■ GOAL OF THE EXERCISE ■
In the records that follow, find each line with the word "screenshot" and copy it.

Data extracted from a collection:
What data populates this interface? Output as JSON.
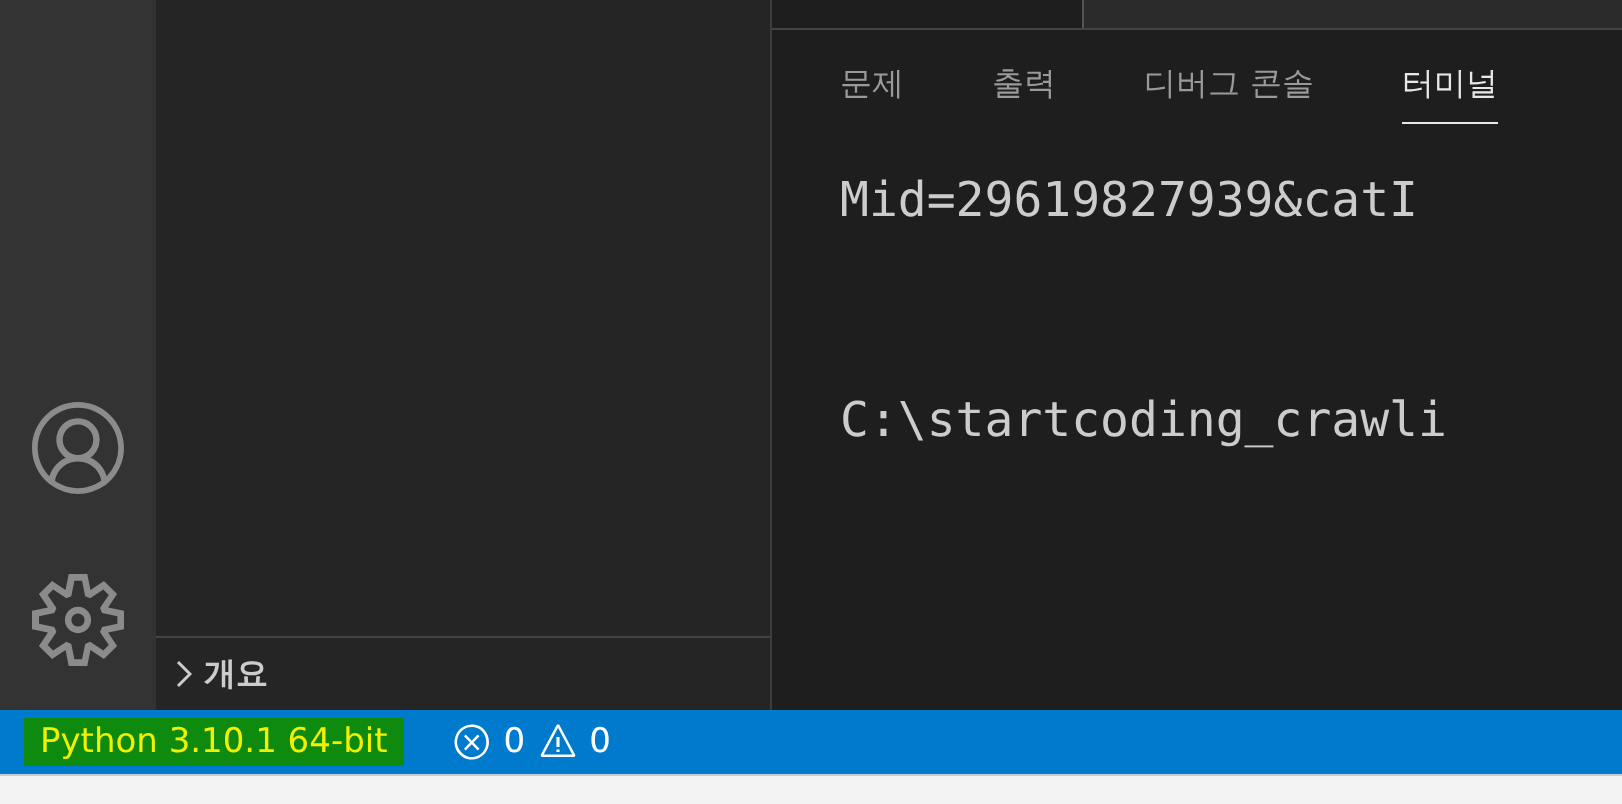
{
  "panel": {
    "tabs": [
      {
        "label": "문제",
        "selected": false
      },
      {
        "label": "출력",
        "selected": false
      },
      {
        "label": "디버그 콘솔",
        "selected": false
      },
      {
        "label": "터미널",
        "selected": true
      }
    ],
    "terminal_lines": [
      "Mid=29619827939&catI",
      "C:\\startcoding_crawli"
    ]
  },
  "sidebar": {
    "outline": {
      "label": "개요",
      "expanded": false
    }
  },
  "status_bar": {
    "interpreter": "Python 3.10.1 64-bit",
    "errors": "0",
    "warnings": "0"
  }
}
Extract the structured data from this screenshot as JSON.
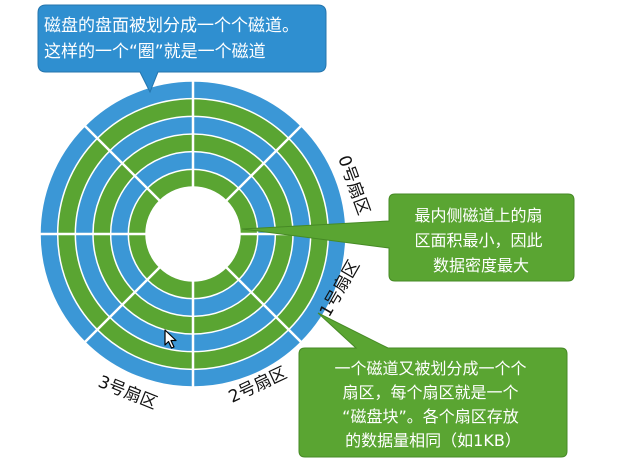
{
  "colors": {
    "track_blue": "#3b97d6",
    "track_green": "#5aa532",
    "callout_blue": "#2f8fd0",
    "callout_green": "#5aa532",
    "divider": "#ffffff"
  },
  "disk": {
    "track_count": 6,
    "sector_count": 8
  },
  "callouts": {
    "top": {
      "lines": [
        "磁盘的盘面被划分成一个个磁道。",
        "这样的一个“圈”就是一个磁道"
      ]
    },
    "right": {
      "lines": [
        "最内侧磁道上的扇",
        "区面积最小，因此",
        "数据密度最大"
      ]
    },
    "bottom": {
      "lines": [
        "一个磁道又被划分成一个个",
        "扇区，每个扇区就是一个",
        "“磁盘块”。各个扇区存放",
        "的数据量相同（如1KB）"
      ]
    }
  },
  "sector_labels": {
    "s0": "0号扇区",
    "s1": "1号扇区",
    "s2": "2号扇区",
    "s3": "3号扇区"
  },
  "icons": {
    "cursor": "mouse-pointer-icon"
  }
}
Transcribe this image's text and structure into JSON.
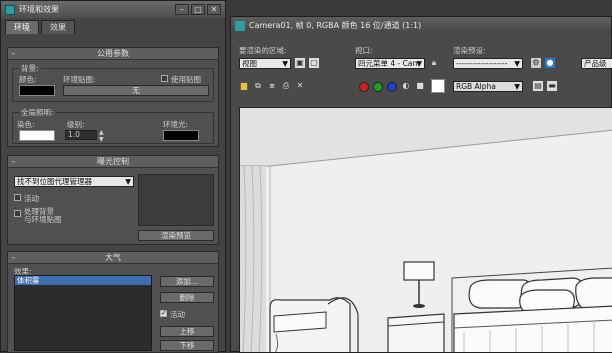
{
  "env_window": {
    "title": "环境和效果",
    "tabs": [
      "环境",
      "效果"
    ],
    "common_params": {
      "header": "公用参数",
      "background_group": "背景:",
      "color_label": "颜色:",
      "env_map_label": "环境贴图:",
      "use_map_label": "使用贴图",
      "map_value": "无",
      "global_lighting_group": "全局照明:",
      "tint_label": "染色:",
      "level_label": "级别:",
      "level_value": "1.0",
      "ambient_label": "环境光:",
      "bg_color": "#000000",
      "tint_color": "#ffffff",
      "ambient_color": "#000000"
    },
    "exposure": {
      "header": "曝光控制",
      "dropdown": "找不到位图代理管理器",
      "active_label": "活动",
      "process_bg_label_1": "处理背景",
      "process_bg_label_2": "与环境贴图",
      "render_preview": "渲染预览"
    },
    "atmosphere": {
      "header": "大气",
      "effects_label": "效果:",
      "selected_effect": "体积雾",
      "add_button": "添加...",
      "delete_button": "删除",
      "active_label": "活动",
      "move_up": "上移",
      "move_down": "下移"
    }
  },
  "frame_window": {
    "title": "Camera01, 帧 0, RGBA 颜色 16 位/通道 (1:1)",
    "area_label": "要渲染的区域:",
    "area_value": "视图",
    "viewport_label": "视口:",
    "viewport_value": "四元菜单 4 - Can",
    "preset_label": "渲染预设:",
    "preset_value": "-------------------",
    "product_label": "产品级",
    "channel_value": "RGB Alpha"
  }
}
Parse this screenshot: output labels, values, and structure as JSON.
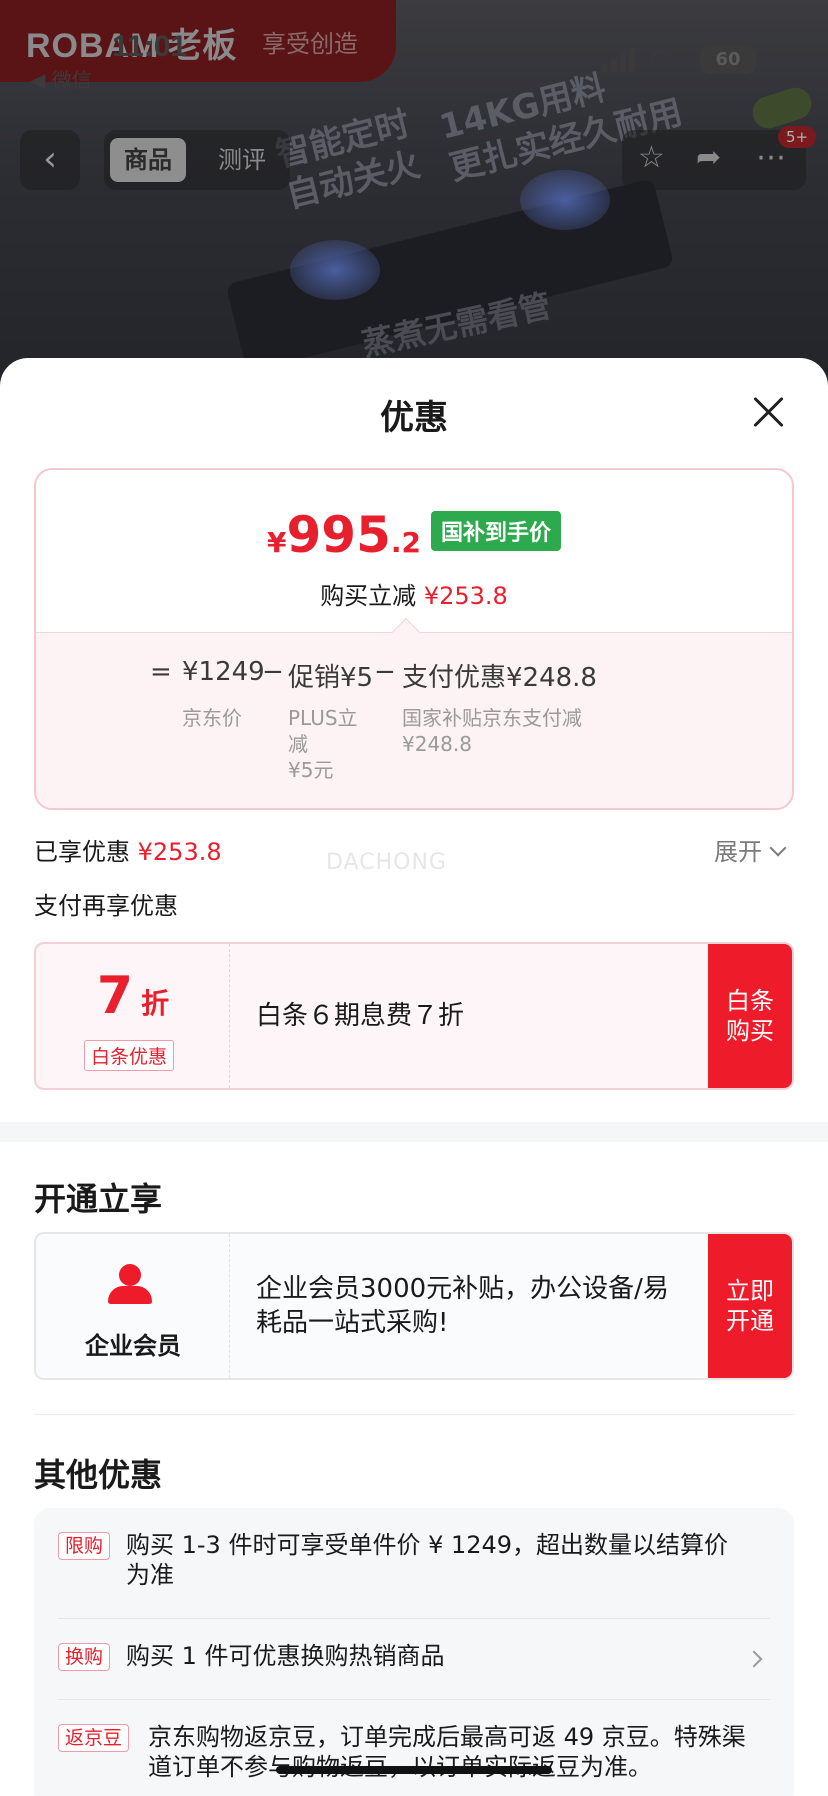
{
  "background": {
    "brand": "ROBAM",
    "brand_cn": "老板",
    "brand_slogan": "享受创造",
    "status_time": "11:01",
    "back_app": "◀ 微信",
    "battery": "60",
    "tabs": [
      "商品",
      "测评"
    ],
    "cart_badge": "5+",
    "hero_text_1": "智能定时\n自动关火",
    "hero_text_2": "14KG用料\n更扎实经久耐用",
    "hero_text_3": "蒸煮无需看管"
  },
  "sheet": {
    "title": "优惠",
    "price": {
      "currency": "¥",
      "integer": "995",
      "decimal": ".2",
      "tag": "国补到手价",
      "instant_cut_label": "购买立减",
      "instant_cut_value": "¥253.8"
    },
    "breakdown": {
      "equals": "=",
      "jd_price": "¥1249",
      "jd_price_label": "京东价",
      "minus1": "−",
      "promo": "促销¥5",
      "promo_label_1": "PLUS立",
      "promo_label_2": "减",
      "promo_label_3": "¥5元",
      "minus2": "−",
      "pay": "支付优惠¥248.8",
      "pay_label_1": "国家补贴京东支付减",
      "pay_label_2": "¥248.8"
    },
    "enjoyed_label": "已享优惠",
    "enjoyed_value": "¥253.8",
    "expand_label": "展开",
    "watermark": "DACHONG",
    "pay_more_title": "支付再享优惠",
    "baitiao": {
      "discount_num": "7",
      "discount_unit": "折",
      "tag": "白条优惠",
      "desc": "白条６期息费７折",
      "button": "白条购买"
    },
    "open_section_title": "开通立享",
    "enterprise": {
      "label": "企业会员",
      "desc": "企业会员3000元补贴，办公设备/易耗品一站式采购!",
      "button": "立即开通"
    },
    "other_title": "其他优惠",
    "other_items": [
      {
        "tag": "限购",
        "text": "购买 1-3 件时可享受单件价 ¥ 1249，超出数量以结算价为准"
      },
      {
        "tag": "换购",
        "text": "购买 1 件可优惠换购热销商品"
      },
      {
        "tag": "返京豆",
        "text": "京东购物返京豆，订单完成后最高可返 49 京豆。特殊渠道订单不参与购物返豆，以订单实际返豆为准。"
      }
    ]
  },
  "colors": {
    "accent_red": "#e8202e",
    "button_red": "#ee1c2b",
    "subsidy_green": "#2eaa4e"
  }
}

■ OUTPUT OF THE EXERCISE ■
Extract the structured data from this screenshot as JSON.
Parse this screenshot: output labels, values, and structure as JSON.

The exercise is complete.